→ **Records supplied**
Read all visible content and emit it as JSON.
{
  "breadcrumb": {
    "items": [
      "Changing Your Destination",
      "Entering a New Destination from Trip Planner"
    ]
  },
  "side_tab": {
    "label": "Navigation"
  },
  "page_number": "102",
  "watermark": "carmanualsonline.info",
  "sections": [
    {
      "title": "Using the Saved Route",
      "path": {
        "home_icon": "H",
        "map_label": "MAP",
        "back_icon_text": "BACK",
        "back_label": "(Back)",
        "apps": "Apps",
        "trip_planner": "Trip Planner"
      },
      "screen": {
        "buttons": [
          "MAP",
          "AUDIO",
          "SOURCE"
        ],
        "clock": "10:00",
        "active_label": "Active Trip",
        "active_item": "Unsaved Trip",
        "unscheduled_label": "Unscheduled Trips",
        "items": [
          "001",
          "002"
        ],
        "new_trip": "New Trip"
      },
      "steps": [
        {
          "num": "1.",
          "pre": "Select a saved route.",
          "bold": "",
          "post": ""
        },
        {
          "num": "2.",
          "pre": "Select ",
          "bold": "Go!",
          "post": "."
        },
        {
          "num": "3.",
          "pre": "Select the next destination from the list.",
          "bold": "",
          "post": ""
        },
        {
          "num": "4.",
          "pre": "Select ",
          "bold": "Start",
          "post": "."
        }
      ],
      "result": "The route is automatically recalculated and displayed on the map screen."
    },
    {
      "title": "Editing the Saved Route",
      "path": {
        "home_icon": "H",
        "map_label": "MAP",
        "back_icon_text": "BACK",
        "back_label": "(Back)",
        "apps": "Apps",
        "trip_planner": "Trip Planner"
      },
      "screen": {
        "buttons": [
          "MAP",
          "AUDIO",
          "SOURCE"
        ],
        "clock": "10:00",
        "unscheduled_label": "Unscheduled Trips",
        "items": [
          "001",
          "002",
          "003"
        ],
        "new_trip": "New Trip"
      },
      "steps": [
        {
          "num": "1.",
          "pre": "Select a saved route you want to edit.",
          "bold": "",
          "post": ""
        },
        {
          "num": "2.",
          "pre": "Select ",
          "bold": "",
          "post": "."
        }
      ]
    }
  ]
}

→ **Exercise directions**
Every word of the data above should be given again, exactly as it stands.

→ **Response to the task**
Read all visible content and emit it as JSON.
{
  "breadcrumb": {
    "items": [
      "Changing Your Destination",
      "Entering a New Destination from Trip Planner"
    ]
  },
  "side_tab": {
    "label": "Navigation"
  },
  "page_number": "102",
  "watermark": "carmanualsonline.info",
  "sections": [
    {
      "title": "Using the Saved Route",
      "path": {
        "home_icon": "H",
        "map_label": "MAP",
        "back_icon_text": "BACK",
        "back_label": "(Back)",
        "apps": "Apps",
        "trip_planner": "Trip Planner"
      },
      "screen": {
        "buttons": [
          "MAP",
          "AUDIO",
          "SOURCE"
        ],
        "clock": "10:00",
        "active_label": "Active Trip",
        "active_item": "Unsaved Trip",
        "unscheduled_label": "Unscheduled Trips",
        "items": [
          "001",
          "002"
        ],
        "new_trip": "New Trip"
      },
      "steps": [
        {
          "num": "1.",
          "pre": "Select a saved route.",
          "bold": "",
          "post": ""
        },
        {
          "num": "2.",
          "pre": "Select ",
          "bold": "Go!",
          "post": "."
        },
        {
          "num": "3.",
          "pre": "Select the next destination from the list.",
          "bold": "",
          "post": ""
        },
        {
          "num": "4.",
          "pre": "Select ",
          "bold": "Start",
          "post": "."
        }
      ],
      "result": "The route is automatically recalculated and displayed on the map screen."
    },
    {
      "title": "Editing the Saved Route",
      "path": {
        "home_icon": "H",
        "map_label": "MAP",
        "back_icon_text": "BACK",
        "back_label": "(Back)",
        "apps": "Apps",
        "trip_planner": "Trip Planner"
      },
      "screen": {
        "buttons": [
          "MAP",
          "AUDIO",
          "SOURCE"
        ],
        "clock": "10:00",
        "unscheduled_label": "Unscheduled Trips",
        "items": [
          "001",
          "002",
          "003"
        ],
        "new_trip": "New Trip"
      },
      "steps": [
        {
          "num": "1.",
          "pre": "Select a saved route you want to edit.",
          "bold": "",
          "post": ""
        },
        {
          "num": "2.",
          "pre": "Select ",
          "bold": "",
          "post": "."
        }
      ]
    }
  ]
}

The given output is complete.